Problem to work on:
Only lines with the word "true" belong in the answer; copy them from the records below.

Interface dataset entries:
**********
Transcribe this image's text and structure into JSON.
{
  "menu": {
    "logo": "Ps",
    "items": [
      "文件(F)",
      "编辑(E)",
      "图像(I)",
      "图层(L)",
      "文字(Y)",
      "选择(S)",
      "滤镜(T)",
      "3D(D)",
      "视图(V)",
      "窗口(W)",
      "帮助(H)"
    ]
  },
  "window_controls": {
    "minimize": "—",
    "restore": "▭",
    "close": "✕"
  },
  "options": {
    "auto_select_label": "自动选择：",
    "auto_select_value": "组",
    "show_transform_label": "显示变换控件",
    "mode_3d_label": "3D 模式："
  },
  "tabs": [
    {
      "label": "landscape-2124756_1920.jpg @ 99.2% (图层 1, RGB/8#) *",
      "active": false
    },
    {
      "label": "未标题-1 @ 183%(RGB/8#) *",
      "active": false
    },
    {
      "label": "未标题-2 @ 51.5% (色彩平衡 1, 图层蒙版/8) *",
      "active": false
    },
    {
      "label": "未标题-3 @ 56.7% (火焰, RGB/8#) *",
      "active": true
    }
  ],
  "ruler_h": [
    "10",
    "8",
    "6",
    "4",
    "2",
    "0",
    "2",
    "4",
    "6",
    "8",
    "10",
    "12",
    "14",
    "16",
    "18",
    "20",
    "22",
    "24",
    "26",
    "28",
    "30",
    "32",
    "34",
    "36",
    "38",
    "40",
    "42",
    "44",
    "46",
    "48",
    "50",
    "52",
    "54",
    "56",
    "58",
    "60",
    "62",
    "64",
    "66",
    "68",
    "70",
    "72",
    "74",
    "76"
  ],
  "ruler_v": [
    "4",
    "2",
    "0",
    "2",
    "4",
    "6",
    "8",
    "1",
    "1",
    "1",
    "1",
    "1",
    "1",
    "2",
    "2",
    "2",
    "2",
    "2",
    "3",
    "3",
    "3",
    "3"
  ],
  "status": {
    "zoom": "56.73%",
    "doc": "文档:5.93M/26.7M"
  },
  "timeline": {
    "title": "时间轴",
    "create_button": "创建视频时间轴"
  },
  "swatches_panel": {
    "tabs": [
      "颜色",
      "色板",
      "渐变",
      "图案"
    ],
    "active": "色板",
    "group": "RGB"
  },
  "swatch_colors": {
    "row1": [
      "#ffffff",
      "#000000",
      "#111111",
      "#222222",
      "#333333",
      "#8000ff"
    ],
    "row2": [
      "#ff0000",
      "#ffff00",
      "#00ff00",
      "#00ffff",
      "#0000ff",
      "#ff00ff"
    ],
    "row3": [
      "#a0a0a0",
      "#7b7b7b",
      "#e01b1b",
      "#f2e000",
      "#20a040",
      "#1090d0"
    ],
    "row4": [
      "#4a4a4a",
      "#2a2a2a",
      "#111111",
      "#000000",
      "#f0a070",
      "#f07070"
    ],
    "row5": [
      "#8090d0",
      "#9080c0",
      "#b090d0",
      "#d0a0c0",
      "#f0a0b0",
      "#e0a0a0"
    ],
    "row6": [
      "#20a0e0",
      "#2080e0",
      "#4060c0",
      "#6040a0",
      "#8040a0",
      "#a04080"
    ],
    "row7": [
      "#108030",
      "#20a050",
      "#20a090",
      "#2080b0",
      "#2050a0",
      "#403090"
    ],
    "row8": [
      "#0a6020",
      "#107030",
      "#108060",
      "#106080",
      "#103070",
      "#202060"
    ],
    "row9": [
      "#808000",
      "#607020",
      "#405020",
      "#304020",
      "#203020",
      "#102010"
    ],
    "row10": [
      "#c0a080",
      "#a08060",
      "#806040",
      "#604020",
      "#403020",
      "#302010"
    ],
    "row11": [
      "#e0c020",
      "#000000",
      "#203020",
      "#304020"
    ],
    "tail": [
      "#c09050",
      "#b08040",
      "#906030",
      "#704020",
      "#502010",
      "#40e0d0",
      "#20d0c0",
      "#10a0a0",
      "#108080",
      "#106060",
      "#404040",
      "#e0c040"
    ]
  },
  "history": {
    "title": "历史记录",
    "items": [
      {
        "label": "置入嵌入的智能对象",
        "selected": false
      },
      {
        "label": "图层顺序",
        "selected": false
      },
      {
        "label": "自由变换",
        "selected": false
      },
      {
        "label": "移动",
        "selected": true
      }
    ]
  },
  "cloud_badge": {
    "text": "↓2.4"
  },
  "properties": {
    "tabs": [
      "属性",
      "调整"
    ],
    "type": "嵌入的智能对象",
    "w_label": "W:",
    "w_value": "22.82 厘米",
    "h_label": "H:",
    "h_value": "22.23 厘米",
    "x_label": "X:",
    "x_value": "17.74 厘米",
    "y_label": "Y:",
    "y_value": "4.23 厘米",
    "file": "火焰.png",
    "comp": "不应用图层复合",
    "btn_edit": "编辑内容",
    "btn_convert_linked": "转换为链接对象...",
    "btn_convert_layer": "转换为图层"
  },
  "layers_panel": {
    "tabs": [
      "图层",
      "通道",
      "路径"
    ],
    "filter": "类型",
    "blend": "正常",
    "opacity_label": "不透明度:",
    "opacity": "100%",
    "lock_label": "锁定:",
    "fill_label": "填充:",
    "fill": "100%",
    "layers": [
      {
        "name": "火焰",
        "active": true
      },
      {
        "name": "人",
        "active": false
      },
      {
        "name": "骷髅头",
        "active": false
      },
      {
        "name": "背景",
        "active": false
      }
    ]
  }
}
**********
Solution below:
      "active": true
        "selected": true
        "active": true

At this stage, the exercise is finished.